However, as the risen Jesus was recognizable by his disciples despite the change that resurrection had wrought in him, and as the re-embodied Moses and Elijah were recognizable at the Transfiguration (Matt. 17:3–4), and as re-embodied Jewish saints were recognizable at the time of Jesus’ rising (Matt. 27:52–53), so risen Christians will be recognizable to each other, and joyful reunions beyond this world with believers whom we loved and then lost through death are to be expected. That is implicit in 1 Thessalonians 4:13–18, which was written because persons who were alive in Christ feared they had finally lost those who had died in Christ; Paul wrote as he did about Christ’s return in order to assure them that they would certainly see their Christian loved ones again. (Concise Theology: A Guide to Historic Christian Beliefs, pp. 254-255).

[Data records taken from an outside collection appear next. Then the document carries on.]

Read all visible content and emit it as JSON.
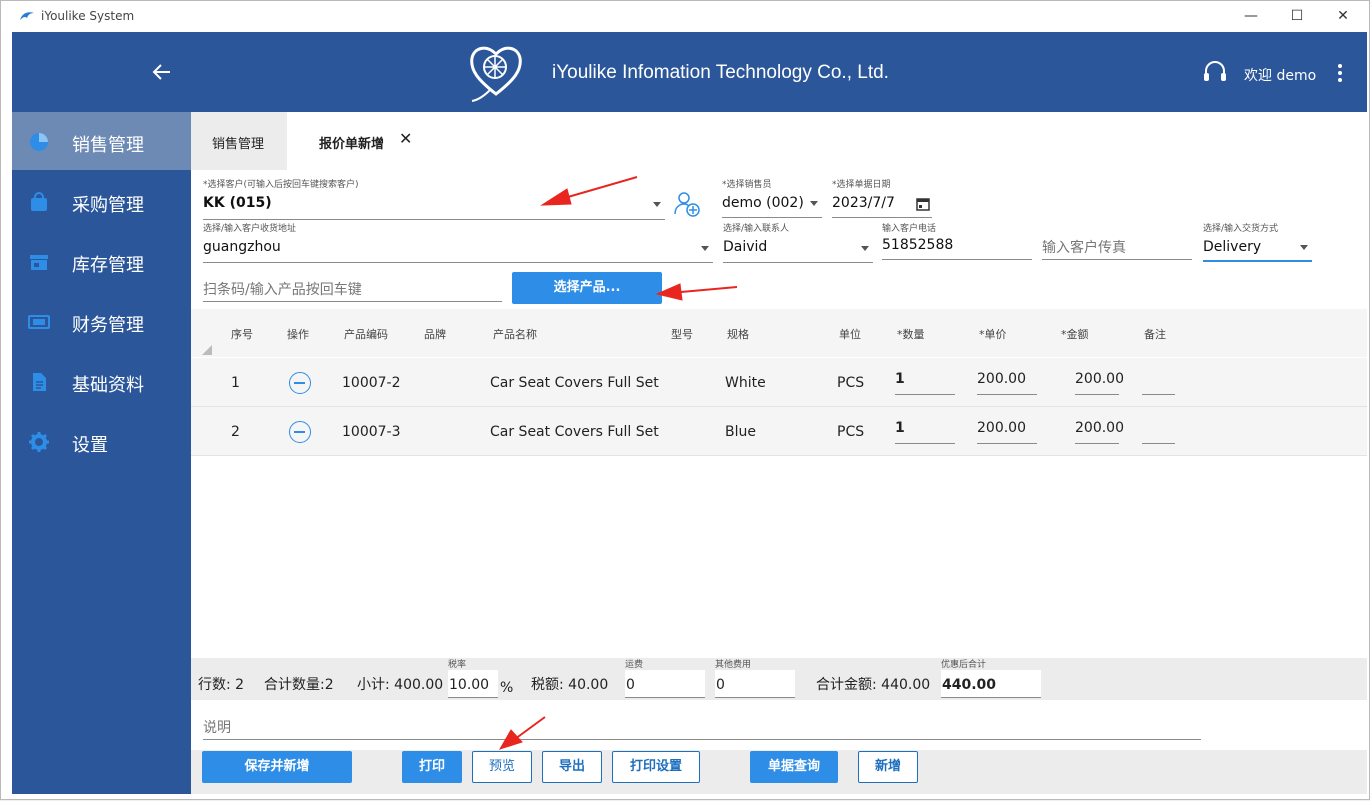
{
  "window": {
    "title": "iYoulike System"
  },
  "header": {
    "company": "iYoulike Infomation Technology Co., Ltd.",
    "welcome": "欢迎 demo"
  },
  "sidebar": {
    "items": [
      {
        "label": "销售管理",
        "icon": "pie-chart-icon",
        "active": true
      },
      {
        "label": "采购管理",
        "icon": "shopping-bag-icon"
      },
      {
        "label": "库存管理",
        "icon": "store-icon"
      },
      {
        "label": "财务管理",
        "icon": "money-icon"
      },
      {
        "label": "基础资料",
        "icon": "document-icon"
      },
      {
        "label": "设置",
        "icon": "gear-icon"
      }
    ]
  },
  "tabs": {
    "tab1": "销售管理",
    "tab2": "报价单新增",
    "close": "✕"
  },
  "form": {
    "customer_label": "*选择客户(可输入后按回车键搜索客户)",
    "customer_value": "KK (015)",
    "salesman_label": "*选择销售员",
    "salesman_value": "demo (002)",
    "date_label": "*选择单据日期",
    "date_value": "2023/7/7",
    "address_label": "选择/输入客户收货地址",
    "address_value": "guangzhou",
    "contact_label": "选择/输入联系人",
    "contact_value": "Daivid",
    "phone_label": "输入客户电话",
    "phone_value": "51852588",
    "fax_placeholder": "输入客户传真",
    "delivery_label": "选择/输入交货方式",
    "delivery_value": "Delivery",
    "barcode_placeholder": "扫条码/输入产品按回车键",
    "select_product_button": "选择产品..."
  },
  "table": {
    "headers": [
      "序号",
      "操作",
      "产品编码",
      "品牌",
      "产品名称",
      "型号",
      "规格",
      "单位",
      "*数量",
      "*单价",
      "*金额",
      "备注"
    ],
    "rows": [
      {
        "no": "1",
        "code": "10007-2",
        "brand": "",
        "name": "Car Seat Covers Full Set",
        "model": "",
        "spec": "White",
        "unit": "PCS",
        "qty": "1",
        "price": "200.00",
        "amount": "200.00",
        "note": ""
      },
      {
        "no": "2",
        "code": "10007-3",
        "brand": "",
        "name": "Car Seat Covers Full Set",
        "model": "",
        "spec": "Blue",
        "unit": "PCS",
        "qty": "1",
        "price": "200.00",
        "amount": "200.00",
        "note": ""
      }
    ]
  },
  "totals": {
    "rows": "行数: 2",
    "qty": "合计数量:2",
    "subtotal": "小计: 400.00",
    "tax_rate_label": "税率",
    "tax_rate_value": "10.00",
    "percent": "%",
    "tax": "税额: 40.00",
    "freight_label": "运费",
    "freight_value": "0",
    "other_label": "其他费用",
    "other_value": "0",
    "total": "合计金额:  440.00",
    "discounted_label": "优惠后合计",
    "discounted_value": "440.00"
  },
  "remark_placeholder": "说明",
  "buttons": {
    "save_new": "保存并新增",
    "print": "打印",
    "preview": "预览",
    "export": "导出",
    "print_settings": "打印设置",
    "query": "单据查询",
    "new": "新增"
  },
  "colors": {
    "header": "#2b579a",
    "sidebar_active": "#6d8ab5",
    "accent": "#2e8de6",
    "annotation_arrow": "#e8261f"
  }
}
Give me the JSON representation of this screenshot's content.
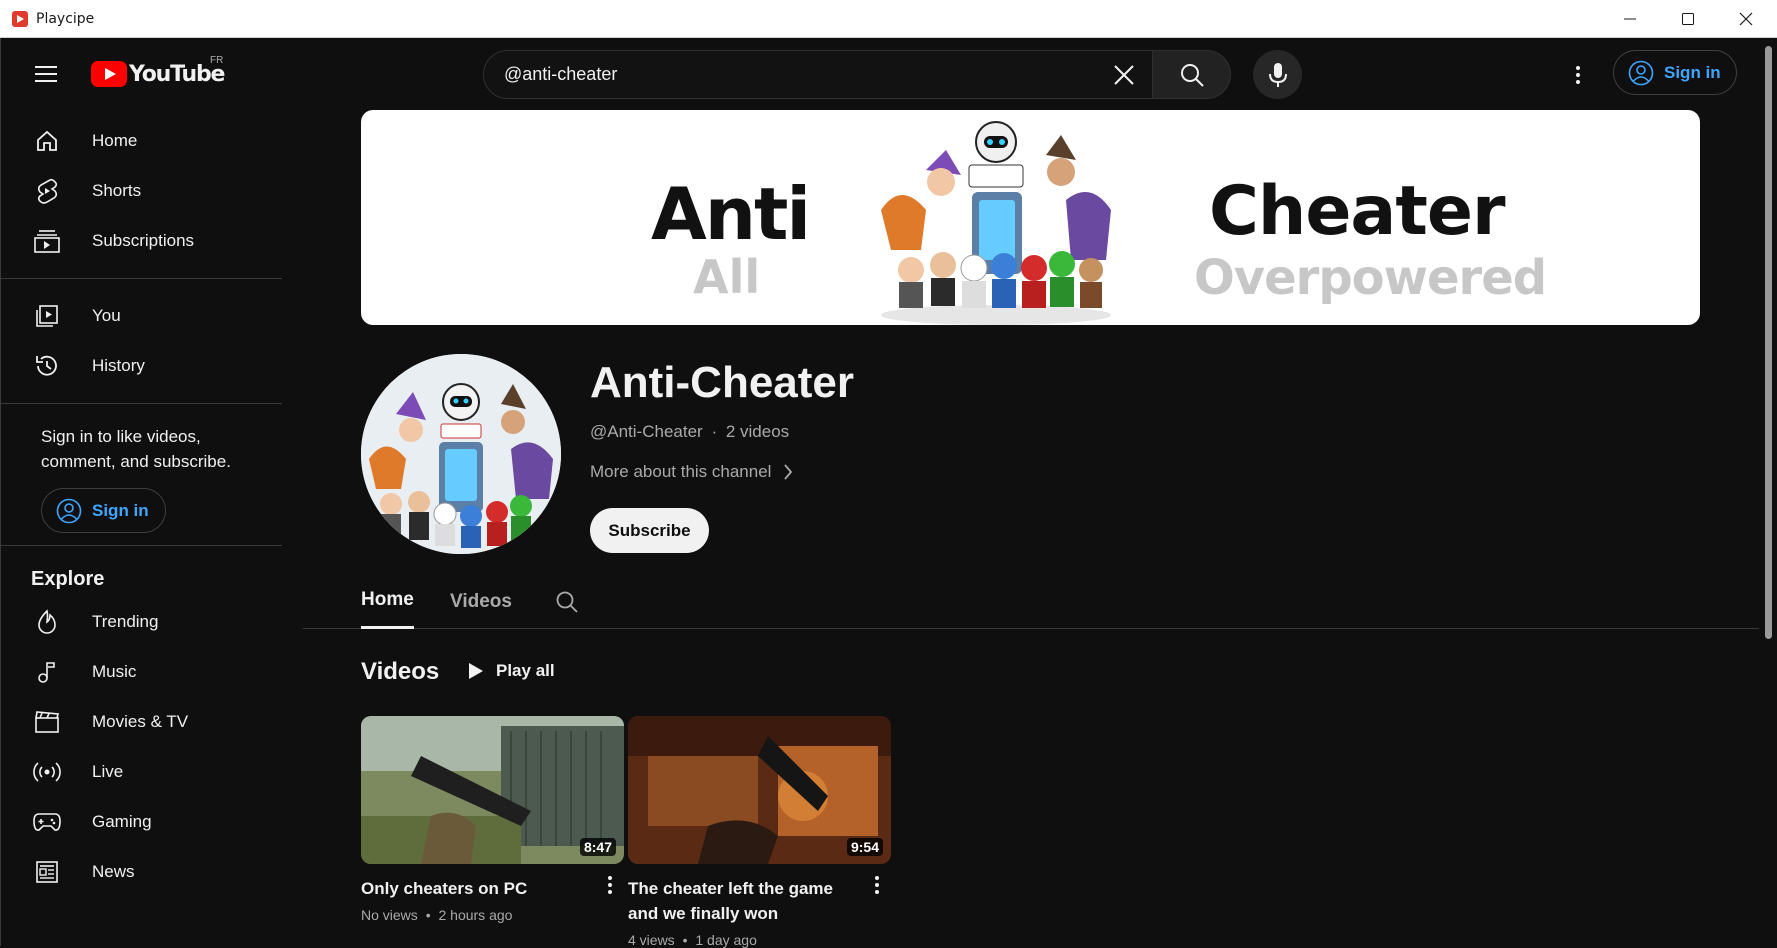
{
  "window": {
    "title": "Playcipe"
  },
  "header": {
    "logo_word": "YouTube",
    "country_code": "FR",
    "search_value": "@anti-cheater",
    "signin_label": "Sign in"
  },
  "sidebar": {
    "primary": [
      {
        "label": "Home",
        "icon": "home-icon"
      },
      {
        "label": "Shorts",
        "icon": "shorts-icon"
      },
      {
        "label": "Subscriptions",
        "icon": "subscriptions-icon"
      }
    ],
    "secondary": [
      {
        "label": "You",
        "icon": "you-icon"
      },
      {
        "label": "History",
        "icon": "history-icon"
      }
    ],
    "signin_prompt": "Sign in to like videos, comment, and subscribe.",
    "signin_label": "Sign in",
    "explore_heading": "Explore",
    "explore": [
      {
        "label": "Trending",
        "icon": "trending-icon"
      },
      {
        "label": "Music",
        "icon": "music-icon"
      },
      {
        "label": "Movies & TV",
        "icon": "movies-icon"
      },
      {
        "label": "Live",
        "icon": "live-icon"
      },
      {
        "label": "Gaming",
        "icon": "gaming-icon"
      },
      {
        "label": "News",
        "icon": "news-icon"
      }
    ]
  },
  "banner": {
    "word1": "Anti",
    "word1_sub": "All",
    "word2": "Cheater",
    "word2_sub": "Overpowered"
  },
  "channel": {
    "name": "Anti-Cheater",
    "handle": "@Anti-Cheater",
    "meta_separator": "·",
    "video_count": "2 videos",
    "more_label": "More about this channel",
    "subscribe_label": "Subscribe"
  },
  "tabs": [
    {
      "label": "Home",
      "active": true
    },
    {
      "label": "Videos",
      "active": false
    }
  ],
  "shelf": {
    "title": "Videos",
    "play_all_label": "Play all",
    "videos": [
      {
        "title": "Only cheaters on PC",
        "duration": "8:47",
        "views": "No views",
        "age": "2 hours ago"
      },
      {
        "title": "The cheater left the game and we finally won",
        "duration": "9:54",
        "views": "4 views",
        "age": "1 day ago"
      }
    ],
    "meta_separator": "•"
  },
  "colors": {
    "background": "#0f0f0f",
    "accent_blue": "#3ea6ff",
    "brand_red": "#ff0000",
    "text_secondary": "#aaaaaa"
  }
}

5 Now concerning the times and the seasons, brothers, you have no need to have anything written to you. 2 For you yourselves are fully aware that the day of the Lord will come like a thief in the night. 3 While people are saying, “There is peace and security,” then sudden destruction will come upon them as labor pains come upon a pregnant woman, and they will not escape. 4 But you are not in darkness, brothers, for that day to surprise you like a thief. 5 For you are all children of light, children of the day. We are not of the night or of the darkness. 6 So then let us not sleep, as others do, but let us keep awake and be sober. 7 For those who sleep, sleep at night, and those who get drunk, are drunk at night. 8 But since we belong to the day, let us be sober, having put on the breastplate of faith and love, and for a helmet the hope of salvation. 9For God has not destined us for wrath, but to obtain salvation through our Lord Jesus Christ, 10 who died for us so that whether we are awake or asleep we might live with him. 11 Therefore encourage one another and build one another up, just as you are doing.
- The fact that we (along with all other Christ-followers) will live with the Lord forever is the ultimate reason that we can and should one another.